### Your instructions
Pull every line containing "name" out of the material below.

### Data excerpts
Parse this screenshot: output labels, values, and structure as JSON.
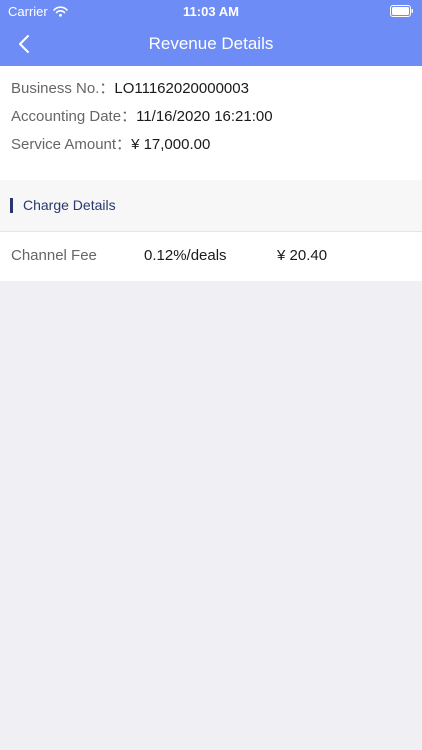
{
  "status_bar": {
    "carrier": "Carrier",
    "time": "11:03 AM",
    "icons": [
      "wifi-icon",
      "battery-icon"
    ]
  },
  "nav": {
    "title": "Revenue Details",
    "back_icon": "chevron-left-icon"
  },
  "summary": {
    "business_no_label": "Business No.：",
    "business_no_value": "LO11162020000003",
    "accounting_date_label": "Accounting Date：",
    "accounting_date_value": "11/16/2020 16:21:00",
    "service_amount_label": "Service Amount：",
    "service_amount_value": "¥ 17,000.00"
  },
  "charge_section": {
    "title": "Charge Details",
    "items": [
      {
        "name": "Channel Fee",
        "rate": "0.12%/deals",
        "amount": "¥ 20.40"
      }
    ]
  },
  "colors": {
    "header": "#6e8cf5",
    "background": "#efeff4",
    "section_accent": "#28386e"
  }
}
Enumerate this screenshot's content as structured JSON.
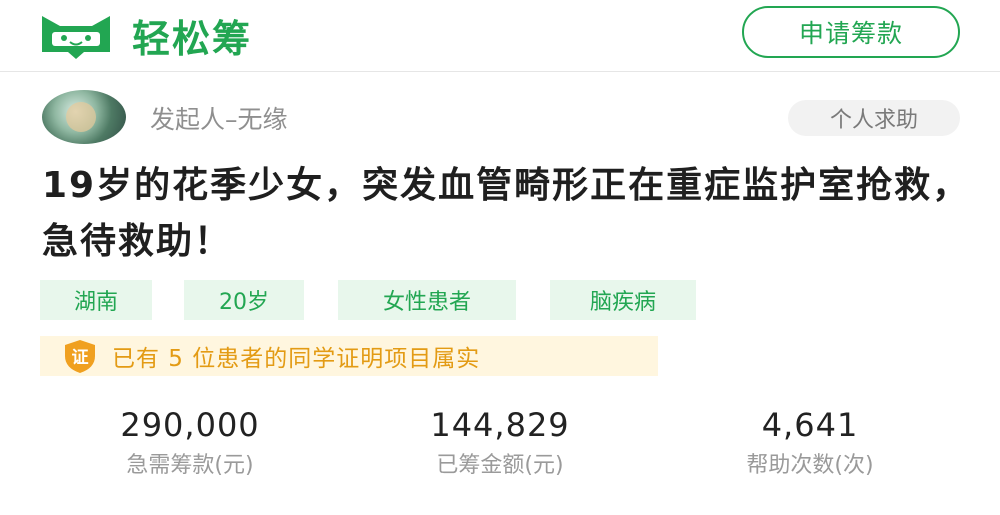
{
  "header": {
    "logo_text": "轻松筹",
    "logo_icon": "cat-face-icon",
    "apply_button": "申请筹款",
    "brand_color": "#22a652"
  },
  "initiator": {
    "label": "发起人–无缘",
    "category": "个人求助"
  },
  "title": "19岁的花季少女，突发血管畸形正在重症监护室抢救，急待救助！",
  "tags": [
    "湖南",
    "20岁",
    "女性患者",
    "脑疾病"
  ],
  "verification": {
    "badge": "证",
    "text": "已有 5 位患者的同学证明项目属实",
    "color": "#e39b14"
  },
  "stats": [
    {
      "value": "290,000",
      "label": "急需筹款(元)"
    },
    {
      "value": "144,829",
      "label": "已筹金额(元)"
    },
    {
      "value": "4,641",
      "label": "帮助次数(次)"
    }
  ]
}
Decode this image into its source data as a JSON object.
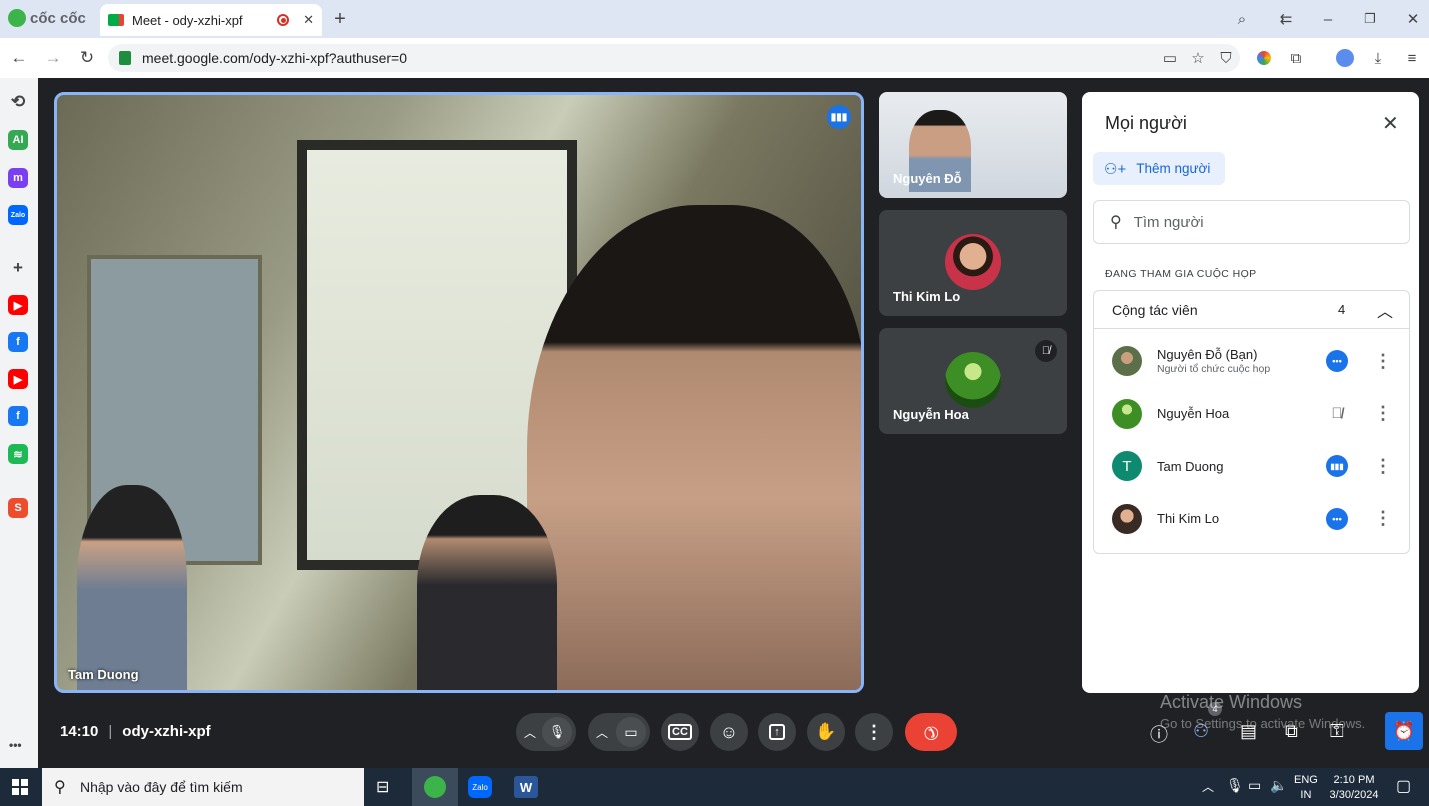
{
  "browser": {
    "brand": "cốc cốc",
    "tab_title": "Meet - ody-xzhi-xpf",
    "new_tab": "+",
    "url": "meet.google.com/ody-xzhi-xpf?authuser=0",
    "window_controls": {
      "minimize": "–",
      "restore": "❐",
      "close": "✕"
    }
  },
  "sidebar": {
    "items": [
      {
        "label": "⟲",
        "icon": "history-icon",
        "color": "#444444"
      },
      {
        "label": "AI",
        "icon": "ai-icon",
        "color": "#34a853"
      },
      {
        "label": "m",
        "icon": "messenger-icon",
        "color": "#7b3ff2"
      },
      {
        "label": "Zalo",
        "icon": "zalo-icon",
        "color": "#0068ff"
      },
      {
        "label": "+",
        "icon": "add-icon",
        "color": "#444444"
      },
      {
        "label": "▶",
        "icon": "youtube-icon",
        "color": "#ff0000"
      },
      {
        "label": "f",
        "icon": "facebook-icon",
        "color": "#1877f2"
      },
      {
        "label": "▶",
        "icon": "youtube-icon",
        "color": "#ff0000"
      },
      {
        "label": "f",
        "icon": "facebook-icon",
        "color": "#1877f2"
      },
      {
        "label": "≋",
        "icon": "spotify-icon",
        "color": "#1db954"
      },
      {
        "label": "S",
        "icon": "shopee-icon",
        "color": "#ee4d2d"
      }
    ],
    "more": "•••"
  },
  "meet": {
    "main_speaker": "Tam Duong",
    "tiles": [
      {
        "name": "Nguyên Đỗ",
        "muted": false
      },
      {
        "name": "Thi Kim Lo",
        "muted": false
      },
      {
        "name": "Nguyễn Hoa",
        "muted": true
      }
    ],
    "time": "14:10",
    "separator": "|",
    "meeting_code": "ody-xzhi-xpf",
    "people_badge": "4"
  },
  "people_panel": {
    "title": "Mọi người",
    "add_people": "Thêm người",
    "search_placeholder": "Tìm người",
    "section_label": "ĐANG THAM GIA CUỘC HỌP",
    "group_label": "Cộng tác viên",
    "group_count": "4",
    "participants": [
      {
        "name": "Nguyên Đỗ (Bạn)",
        "subtitle": "Người tổ chức cuộc họp",
        "status": "more"
      },
      {
        "name": "Nguyễn Hoa",
        "subtitle": "",
        "status": "muted"
      },
      {
        "name": "Tam Duong",
        "subtitle": "",
        "status": "speaking",
        "initial": "T"
      },
      {
        "name": "Thi Kim Lo",
        "subtitle": "",
        "status": "more"
      }
    ]
  },
  "watermark": {
    "line1": "Activate Windows",
    "line2": "Go to Settings to activate Windows."
  },
  "taskbar": {
    "search_placeholder": "Nhập vào đây để tìm kiếm",
    "lang_top": "ENG",
    "lang_bottom": "IN",
    "time": "2:10 PM",
    "date": "3/30/2024"
  }
}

### Exercise result
        "name": "Channel Fee",
        "name": "Nguyên Đỗ",
        "name": "Thi Kim Lo",
        "name": "Nguyễn Hoa",
        "name": "Nguyên Đỗ (Bạn)",
        "name": "Nguyễn Hoa",
        "name": "Tam Duong",
        "name": "Thi Kim Lo",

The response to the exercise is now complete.